Work to be completed. Line by line, print the records exactly.

Entries from a dataset of interfaces.
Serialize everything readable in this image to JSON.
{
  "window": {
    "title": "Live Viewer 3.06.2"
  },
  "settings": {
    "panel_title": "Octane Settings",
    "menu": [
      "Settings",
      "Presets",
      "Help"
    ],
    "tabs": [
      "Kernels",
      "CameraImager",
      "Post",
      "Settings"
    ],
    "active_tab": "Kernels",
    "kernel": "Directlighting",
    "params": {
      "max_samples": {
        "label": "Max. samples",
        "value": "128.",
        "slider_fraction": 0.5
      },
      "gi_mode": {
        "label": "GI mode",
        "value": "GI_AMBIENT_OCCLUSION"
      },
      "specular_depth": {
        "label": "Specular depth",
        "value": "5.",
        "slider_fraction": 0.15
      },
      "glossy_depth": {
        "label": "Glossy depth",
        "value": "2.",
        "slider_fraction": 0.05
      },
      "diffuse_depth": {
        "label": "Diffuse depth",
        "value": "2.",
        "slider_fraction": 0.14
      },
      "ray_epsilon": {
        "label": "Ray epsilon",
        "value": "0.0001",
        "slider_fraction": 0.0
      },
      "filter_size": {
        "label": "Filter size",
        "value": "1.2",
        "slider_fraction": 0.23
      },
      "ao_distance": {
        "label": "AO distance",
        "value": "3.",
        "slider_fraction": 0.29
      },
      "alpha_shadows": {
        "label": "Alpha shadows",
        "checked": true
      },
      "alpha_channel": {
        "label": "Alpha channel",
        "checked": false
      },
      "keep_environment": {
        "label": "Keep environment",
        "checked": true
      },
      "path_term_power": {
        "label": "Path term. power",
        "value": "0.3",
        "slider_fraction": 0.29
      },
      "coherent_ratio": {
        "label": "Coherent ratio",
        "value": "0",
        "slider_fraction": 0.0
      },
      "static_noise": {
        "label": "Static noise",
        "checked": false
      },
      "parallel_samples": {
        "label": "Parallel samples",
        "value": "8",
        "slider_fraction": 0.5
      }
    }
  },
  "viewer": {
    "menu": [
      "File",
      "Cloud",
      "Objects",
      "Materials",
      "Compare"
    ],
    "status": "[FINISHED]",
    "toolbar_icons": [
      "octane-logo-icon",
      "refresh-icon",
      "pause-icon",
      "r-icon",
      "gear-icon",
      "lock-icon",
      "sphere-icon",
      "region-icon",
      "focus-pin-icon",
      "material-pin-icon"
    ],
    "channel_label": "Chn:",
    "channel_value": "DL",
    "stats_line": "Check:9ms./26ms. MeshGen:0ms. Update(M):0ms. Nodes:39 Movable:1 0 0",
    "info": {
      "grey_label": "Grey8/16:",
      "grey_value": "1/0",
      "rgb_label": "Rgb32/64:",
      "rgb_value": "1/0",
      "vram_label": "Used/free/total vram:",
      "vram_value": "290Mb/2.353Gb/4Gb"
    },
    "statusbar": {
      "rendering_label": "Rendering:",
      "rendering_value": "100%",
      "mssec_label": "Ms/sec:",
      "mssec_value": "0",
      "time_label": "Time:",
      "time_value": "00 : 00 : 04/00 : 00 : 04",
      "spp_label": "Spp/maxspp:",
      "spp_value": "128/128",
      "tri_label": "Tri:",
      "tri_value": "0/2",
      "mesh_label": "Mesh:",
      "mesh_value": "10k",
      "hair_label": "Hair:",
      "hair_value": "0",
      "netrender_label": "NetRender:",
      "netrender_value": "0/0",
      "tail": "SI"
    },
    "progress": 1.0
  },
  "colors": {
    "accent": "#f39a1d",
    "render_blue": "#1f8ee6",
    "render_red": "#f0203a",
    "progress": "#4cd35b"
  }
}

Response below.
Serialize everything readable in this image to JSON.
{
  "window": {
    "title": "Live Viewer 3.06.2"
  },
  "settings": {
    "panel_title": "Octane Settings",
    "menu": [
      "Settings",
      "Presets",
      "Help"
    ],
    "tabs": [
      "Kernels",
      "CameraImager",
      "Post",
      "Settings"
    ],
    "active_tab": "Kernels",
    "kernel": "Directlighting",
    "params": {
      "max_samples": {
        "label": "Max. samples",
        "value": "128.",
        "slider_fraction": 0.5
      },
      "gi_mode": {
        "label": "GI mode",
        "value": "GI_AMBIENT_OCCLUSION"
      },
      "specular_depth": {
        "label": "Specular depth",
        "value": "5.",
        "slider_fraction": 0.15
      },
      "glossy_depth": {
        "label": "Glossy depth",
        "value": "2.",
        "slider_fraction": 0.05
      },
      "diffuse_depth": {
        "label": "Diffuse depth",
        "value": "2.",
        "slider_fraction": 0.14
      },
      "ray_epsilon": {
        "label": "Ray epsilon",
        "value": "0.0001",
        "slider_fraction": 0.0
      },
      "filter_size": {
        "label": "Filter size",
        "value": "1.2",
        "slider_fraction": 0.23
      },
      "ao_distance": {
        "label": "AO distance",
        "value": "3.",
        "slider_fraction": 0.29
      },
      "alpha_shadows": {
        "label": "Alpha shadows",
        "checked": true
      },
      "alpha_channel": {
        "label": "Alpha channel",
        "checked": false
      },
      "keep_environment": {
        "label": "Keep environment",
        "checked": true
      },
      "path_term_power": {
        "label": "Path term. power",
        "value": "0.3",
        "slider_fraction": 0.29
      },
      "coherent_ratio": {
        "label": "Coherent ratio",
        "value": "0",
        "slider_fraction": 0.0
      },
      "static_noise": {
        "label": "Static noise",
        "checked": false
      },
      "parallel_samples": {
        "label": "Parallel samples",
        "value": "8",
        "slider_fraction": 0.5
      }
    }
  },
  "viewer": {
    "menu": [
      "File",
      "Cloud",
      "Objects",
      "Materials",
      "Compare"
    ],
    "status": "[FINISHED]",
    "toolbar_icons": [
      "octane-logo-icon",
      "refresh-icon",
      "pause-icon",
      "r-icon",
      "gear-icon",
      "lock-icon",
      "sphere-icon",
      "region-icon",
      "focus-pin-icon",
      "material-pin-icon"
    ],
    "channel_label": "Chn:",
    "channel_value": "DL",
    "stats_line": "Check:9ms./26ms. MeshGen:0ms. Update(M):0ms. Nodes:39 Movable:1 0 0",
    "info": {
      "grey_label": "Grey8/16:",
      "grey_value": "1/0",
      "rgb_label": "Rgb32/64:",
      "rgb_value": "1/0",
      "vram_label": "Used/free/total vram:",
      "vram_value": "290Mb/2.353Gb/4Gb"
    },
    "statusbar": {
      "rendering_label": "Rendering:",
      "rendering_value": "100%",
      "mssec_label": "Ms/sec:",
      "mssec_value": "0",
      "time_label": "Time:",
      "time_value": "00 : 00 : 04/00 : 00 : 04",
      "spp_label": "Spp/maxspp:",
      "spp_value": "128/128",
      "tri_label": "Tri:",
      "tri_value": "0/2",
      "mesh_label": "Mesh:",
      "mesh_value": "10k",
      "hair_label": "Hair:",
      "hair_value": "0",
      "netrender_label": "NetRender:",
      "netrender_value": "0/0",
      "tail": "SI"
    },
    "progress": 1.0
  },
  "colors": {
    "accent": "#f39a1d",
    "render_blue": "#1f8ee6",
    "render_red": "#f0203a",
    "progress": "#4cd35b"
  }
}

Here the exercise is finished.